Don Fehr, executive director of the NHL Players Association, held a conference call with the union membership to gauge the sentiment of the rank and file amid the controversy over the league's decision to allow team management to speak directly with the locked-out players.
The Toronto Globe and Mail said there was no immediate response to the union's request for a Wednesday meeting. There were no preconditions requested for the session, which would take place one day before the NHL's deadline for a settlement that would accommodate a full 82-game schedule.
But the newspaper said the league's decision to try a direct approach with the players could backfire. Labor experts said such things are just not done in labor negotiations.
"That's a big no-no," said Gilles LeVasseur of the University of Ottawa's Telfer School of Management. "The idea of a union is to deal with one voice."
George Smith of Queens University told the newspaper the move bordered on bad-faith negotiating. "If they have any interest in solving the dispute, one thing is clear -- Fehr has the credibility and the respect of players and the deal is going to have to be done through the players' association," he said.

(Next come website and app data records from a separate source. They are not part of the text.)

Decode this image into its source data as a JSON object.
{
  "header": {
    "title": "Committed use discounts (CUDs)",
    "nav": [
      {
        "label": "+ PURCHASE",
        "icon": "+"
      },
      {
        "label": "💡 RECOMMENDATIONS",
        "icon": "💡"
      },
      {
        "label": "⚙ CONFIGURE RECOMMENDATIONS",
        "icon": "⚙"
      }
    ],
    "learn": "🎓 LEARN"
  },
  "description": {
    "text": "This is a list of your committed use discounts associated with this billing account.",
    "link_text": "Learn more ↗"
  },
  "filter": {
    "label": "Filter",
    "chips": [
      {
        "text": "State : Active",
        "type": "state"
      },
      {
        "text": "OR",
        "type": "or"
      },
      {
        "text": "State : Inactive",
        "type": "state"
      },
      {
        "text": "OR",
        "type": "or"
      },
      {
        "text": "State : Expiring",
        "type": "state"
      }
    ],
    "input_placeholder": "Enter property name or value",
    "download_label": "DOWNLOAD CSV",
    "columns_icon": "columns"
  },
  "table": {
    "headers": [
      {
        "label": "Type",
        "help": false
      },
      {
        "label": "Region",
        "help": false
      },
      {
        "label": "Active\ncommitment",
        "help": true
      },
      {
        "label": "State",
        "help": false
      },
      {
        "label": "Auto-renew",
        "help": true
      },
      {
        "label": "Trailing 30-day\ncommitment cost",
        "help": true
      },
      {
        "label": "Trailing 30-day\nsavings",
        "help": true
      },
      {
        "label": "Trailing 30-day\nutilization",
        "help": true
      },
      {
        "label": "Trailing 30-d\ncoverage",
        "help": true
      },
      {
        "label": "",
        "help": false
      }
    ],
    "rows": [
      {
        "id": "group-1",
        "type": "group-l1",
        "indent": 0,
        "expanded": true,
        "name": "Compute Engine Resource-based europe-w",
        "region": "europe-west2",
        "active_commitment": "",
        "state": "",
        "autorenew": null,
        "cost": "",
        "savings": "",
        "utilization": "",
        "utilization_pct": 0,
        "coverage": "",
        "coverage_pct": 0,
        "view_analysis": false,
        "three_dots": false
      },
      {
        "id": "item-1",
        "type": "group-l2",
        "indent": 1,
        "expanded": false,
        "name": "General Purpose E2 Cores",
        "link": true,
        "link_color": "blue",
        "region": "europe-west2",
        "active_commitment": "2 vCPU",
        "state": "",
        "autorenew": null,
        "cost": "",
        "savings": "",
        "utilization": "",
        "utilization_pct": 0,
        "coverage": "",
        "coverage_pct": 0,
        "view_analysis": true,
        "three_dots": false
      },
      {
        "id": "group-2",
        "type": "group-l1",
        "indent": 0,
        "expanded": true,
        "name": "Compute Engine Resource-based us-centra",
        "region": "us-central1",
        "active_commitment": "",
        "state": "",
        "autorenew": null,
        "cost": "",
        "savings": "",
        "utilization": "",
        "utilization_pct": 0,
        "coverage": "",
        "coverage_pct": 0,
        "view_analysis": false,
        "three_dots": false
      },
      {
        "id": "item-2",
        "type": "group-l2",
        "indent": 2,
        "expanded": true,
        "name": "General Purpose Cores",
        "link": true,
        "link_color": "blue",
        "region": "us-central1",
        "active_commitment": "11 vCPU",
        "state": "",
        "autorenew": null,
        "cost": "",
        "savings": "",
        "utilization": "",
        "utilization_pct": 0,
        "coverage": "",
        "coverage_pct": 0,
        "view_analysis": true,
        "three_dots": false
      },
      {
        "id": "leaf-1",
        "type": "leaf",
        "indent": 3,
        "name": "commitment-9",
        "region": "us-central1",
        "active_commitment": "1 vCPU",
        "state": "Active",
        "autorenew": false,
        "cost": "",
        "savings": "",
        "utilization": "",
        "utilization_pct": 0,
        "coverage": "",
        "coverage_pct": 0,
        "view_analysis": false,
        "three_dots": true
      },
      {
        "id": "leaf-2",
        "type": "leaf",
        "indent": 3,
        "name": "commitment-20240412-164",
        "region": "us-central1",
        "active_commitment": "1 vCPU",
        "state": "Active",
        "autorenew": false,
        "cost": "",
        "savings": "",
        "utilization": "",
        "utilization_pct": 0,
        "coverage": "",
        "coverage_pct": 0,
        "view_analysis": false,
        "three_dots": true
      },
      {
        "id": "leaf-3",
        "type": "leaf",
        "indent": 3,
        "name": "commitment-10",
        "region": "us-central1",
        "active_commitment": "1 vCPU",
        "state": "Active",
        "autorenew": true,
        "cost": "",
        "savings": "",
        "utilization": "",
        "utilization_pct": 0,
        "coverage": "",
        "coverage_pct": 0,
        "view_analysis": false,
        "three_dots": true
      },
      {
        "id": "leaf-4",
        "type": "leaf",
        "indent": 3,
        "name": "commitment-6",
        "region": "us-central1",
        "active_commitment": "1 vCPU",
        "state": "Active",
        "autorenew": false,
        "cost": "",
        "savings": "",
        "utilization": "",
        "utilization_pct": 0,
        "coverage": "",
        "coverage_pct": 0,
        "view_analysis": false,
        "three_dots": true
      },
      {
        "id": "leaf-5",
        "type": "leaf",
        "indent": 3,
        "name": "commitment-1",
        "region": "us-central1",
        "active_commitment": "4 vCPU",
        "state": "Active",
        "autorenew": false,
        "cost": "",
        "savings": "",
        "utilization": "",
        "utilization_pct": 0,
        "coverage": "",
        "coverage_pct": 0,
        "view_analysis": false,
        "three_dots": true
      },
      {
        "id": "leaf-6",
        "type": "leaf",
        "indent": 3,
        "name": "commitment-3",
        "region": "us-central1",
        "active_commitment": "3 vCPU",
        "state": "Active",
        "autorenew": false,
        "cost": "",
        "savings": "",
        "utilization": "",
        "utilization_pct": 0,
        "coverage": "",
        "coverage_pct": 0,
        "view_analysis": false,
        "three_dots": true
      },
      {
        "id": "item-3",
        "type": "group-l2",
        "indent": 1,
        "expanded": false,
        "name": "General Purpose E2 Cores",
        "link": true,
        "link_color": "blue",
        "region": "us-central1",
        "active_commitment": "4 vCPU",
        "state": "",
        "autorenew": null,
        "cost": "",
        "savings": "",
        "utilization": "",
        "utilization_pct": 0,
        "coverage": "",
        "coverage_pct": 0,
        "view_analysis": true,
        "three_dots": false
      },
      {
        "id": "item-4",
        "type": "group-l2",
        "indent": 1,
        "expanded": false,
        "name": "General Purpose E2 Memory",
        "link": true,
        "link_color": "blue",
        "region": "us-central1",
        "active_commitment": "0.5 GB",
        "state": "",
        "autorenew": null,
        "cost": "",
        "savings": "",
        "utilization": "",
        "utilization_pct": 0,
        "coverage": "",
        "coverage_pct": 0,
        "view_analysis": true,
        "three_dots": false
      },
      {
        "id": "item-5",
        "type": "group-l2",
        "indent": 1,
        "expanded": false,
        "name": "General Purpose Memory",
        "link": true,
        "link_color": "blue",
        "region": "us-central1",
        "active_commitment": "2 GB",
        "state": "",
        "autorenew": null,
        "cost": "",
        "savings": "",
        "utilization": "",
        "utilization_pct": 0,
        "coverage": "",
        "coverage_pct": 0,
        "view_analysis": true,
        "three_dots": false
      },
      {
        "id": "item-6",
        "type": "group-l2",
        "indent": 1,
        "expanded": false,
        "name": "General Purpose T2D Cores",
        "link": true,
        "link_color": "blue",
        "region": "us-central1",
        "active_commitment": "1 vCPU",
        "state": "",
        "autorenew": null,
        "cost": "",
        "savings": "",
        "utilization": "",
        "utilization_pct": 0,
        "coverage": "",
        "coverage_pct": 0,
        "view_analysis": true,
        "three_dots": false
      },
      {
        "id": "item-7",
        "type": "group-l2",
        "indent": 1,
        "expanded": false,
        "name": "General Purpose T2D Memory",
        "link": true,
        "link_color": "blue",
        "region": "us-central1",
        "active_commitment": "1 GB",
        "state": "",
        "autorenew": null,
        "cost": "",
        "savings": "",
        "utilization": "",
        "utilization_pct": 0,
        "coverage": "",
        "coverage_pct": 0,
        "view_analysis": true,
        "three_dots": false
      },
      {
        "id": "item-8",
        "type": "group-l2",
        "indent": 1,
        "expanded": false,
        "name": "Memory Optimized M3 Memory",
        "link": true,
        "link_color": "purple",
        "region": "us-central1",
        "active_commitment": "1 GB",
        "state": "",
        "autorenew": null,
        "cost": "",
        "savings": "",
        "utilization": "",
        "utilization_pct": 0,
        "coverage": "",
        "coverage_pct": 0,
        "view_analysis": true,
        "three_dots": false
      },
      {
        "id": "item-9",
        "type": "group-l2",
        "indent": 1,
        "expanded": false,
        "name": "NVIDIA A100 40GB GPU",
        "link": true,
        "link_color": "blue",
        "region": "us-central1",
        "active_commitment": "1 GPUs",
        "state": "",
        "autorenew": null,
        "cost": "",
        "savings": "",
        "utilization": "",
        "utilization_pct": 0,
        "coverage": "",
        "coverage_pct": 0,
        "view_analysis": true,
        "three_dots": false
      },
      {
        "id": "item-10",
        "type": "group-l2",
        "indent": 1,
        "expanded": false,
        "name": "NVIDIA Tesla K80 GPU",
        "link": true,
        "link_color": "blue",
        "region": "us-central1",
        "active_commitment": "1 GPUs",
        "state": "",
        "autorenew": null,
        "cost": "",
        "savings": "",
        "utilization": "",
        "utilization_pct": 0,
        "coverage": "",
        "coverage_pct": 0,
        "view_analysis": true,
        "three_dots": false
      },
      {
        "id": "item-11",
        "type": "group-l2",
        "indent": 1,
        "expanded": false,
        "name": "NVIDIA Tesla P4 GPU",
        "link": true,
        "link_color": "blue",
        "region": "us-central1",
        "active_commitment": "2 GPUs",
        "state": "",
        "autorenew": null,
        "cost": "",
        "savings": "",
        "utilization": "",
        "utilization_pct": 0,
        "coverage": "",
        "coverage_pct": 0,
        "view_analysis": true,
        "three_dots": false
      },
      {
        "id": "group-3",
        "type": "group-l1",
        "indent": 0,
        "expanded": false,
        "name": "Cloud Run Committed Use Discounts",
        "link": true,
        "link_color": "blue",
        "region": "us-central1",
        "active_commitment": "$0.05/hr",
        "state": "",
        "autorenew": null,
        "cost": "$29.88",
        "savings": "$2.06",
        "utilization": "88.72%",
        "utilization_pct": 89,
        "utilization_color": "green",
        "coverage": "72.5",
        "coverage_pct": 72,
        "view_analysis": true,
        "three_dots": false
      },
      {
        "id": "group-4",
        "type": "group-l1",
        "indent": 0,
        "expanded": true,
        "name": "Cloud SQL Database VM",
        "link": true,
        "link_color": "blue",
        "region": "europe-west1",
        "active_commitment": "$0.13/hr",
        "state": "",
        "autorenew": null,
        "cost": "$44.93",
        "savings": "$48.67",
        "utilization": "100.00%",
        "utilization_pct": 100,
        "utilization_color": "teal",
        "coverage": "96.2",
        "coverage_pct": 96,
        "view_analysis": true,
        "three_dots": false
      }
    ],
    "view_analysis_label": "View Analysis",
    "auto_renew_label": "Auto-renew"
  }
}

The NHL lockout began Sept. 15. The deadlock has already wiped out training camp and exhibition games and pushed the start of the regular season to Nov. 1.